What you have to do: Your response should be every line from the entries that includes the string "我开始学AI了".

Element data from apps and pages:
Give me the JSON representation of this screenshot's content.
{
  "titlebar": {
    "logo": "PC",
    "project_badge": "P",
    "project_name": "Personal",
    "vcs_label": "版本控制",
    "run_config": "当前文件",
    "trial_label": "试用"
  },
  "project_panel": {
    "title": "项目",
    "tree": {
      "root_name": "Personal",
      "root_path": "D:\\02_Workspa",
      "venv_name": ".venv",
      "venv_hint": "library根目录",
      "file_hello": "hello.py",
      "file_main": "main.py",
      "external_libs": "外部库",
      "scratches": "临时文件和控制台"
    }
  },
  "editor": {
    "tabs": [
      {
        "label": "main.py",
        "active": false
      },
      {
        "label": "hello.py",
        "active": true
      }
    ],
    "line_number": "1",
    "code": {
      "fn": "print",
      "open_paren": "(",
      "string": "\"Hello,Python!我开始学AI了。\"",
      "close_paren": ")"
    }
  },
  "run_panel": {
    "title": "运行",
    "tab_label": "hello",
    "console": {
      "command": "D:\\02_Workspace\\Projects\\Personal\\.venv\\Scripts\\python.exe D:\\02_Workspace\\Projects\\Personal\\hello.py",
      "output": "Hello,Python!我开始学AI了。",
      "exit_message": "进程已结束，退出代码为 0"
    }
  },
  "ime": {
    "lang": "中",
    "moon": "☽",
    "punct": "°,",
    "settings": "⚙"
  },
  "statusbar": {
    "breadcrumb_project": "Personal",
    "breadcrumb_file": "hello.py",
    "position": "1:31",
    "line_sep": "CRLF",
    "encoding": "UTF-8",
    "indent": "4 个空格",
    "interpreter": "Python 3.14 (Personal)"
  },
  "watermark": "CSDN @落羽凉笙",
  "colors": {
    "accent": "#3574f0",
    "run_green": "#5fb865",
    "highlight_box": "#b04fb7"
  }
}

Result for this exercise:
      "string": "\"Hello,Python!我开始学AI了。\"",
      "output": "Hello,Python!我开始学AI了。",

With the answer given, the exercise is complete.